_Task instructions:_ Look through the data below. Collect every line where the word "Profile" occurs.

_Data to process:_
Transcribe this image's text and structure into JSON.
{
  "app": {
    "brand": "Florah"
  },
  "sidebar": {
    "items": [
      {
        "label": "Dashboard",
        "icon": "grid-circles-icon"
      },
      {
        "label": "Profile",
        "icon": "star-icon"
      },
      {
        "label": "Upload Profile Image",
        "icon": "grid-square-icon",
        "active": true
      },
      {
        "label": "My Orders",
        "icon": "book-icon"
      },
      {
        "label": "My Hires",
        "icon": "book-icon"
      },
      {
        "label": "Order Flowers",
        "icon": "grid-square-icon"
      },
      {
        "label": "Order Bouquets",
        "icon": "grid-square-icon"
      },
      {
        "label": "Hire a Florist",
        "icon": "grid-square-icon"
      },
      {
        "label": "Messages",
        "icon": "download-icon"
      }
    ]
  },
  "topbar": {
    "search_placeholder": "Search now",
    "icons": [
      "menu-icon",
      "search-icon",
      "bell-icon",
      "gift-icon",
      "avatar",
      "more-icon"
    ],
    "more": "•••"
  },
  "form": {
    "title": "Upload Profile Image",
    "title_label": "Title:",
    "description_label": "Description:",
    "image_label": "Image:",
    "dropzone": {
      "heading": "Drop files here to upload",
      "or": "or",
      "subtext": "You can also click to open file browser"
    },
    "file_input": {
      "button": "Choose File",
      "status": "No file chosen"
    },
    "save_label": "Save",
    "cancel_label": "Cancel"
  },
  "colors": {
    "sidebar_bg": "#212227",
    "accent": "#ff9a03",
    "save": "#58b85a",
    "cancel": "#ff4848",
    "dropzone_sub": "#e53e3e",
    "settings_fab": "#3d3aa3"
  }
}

_Expected answer:_
        "label": "Profile",
        "label": "Upload Profile Image",
    "title": "Upload Profile Image",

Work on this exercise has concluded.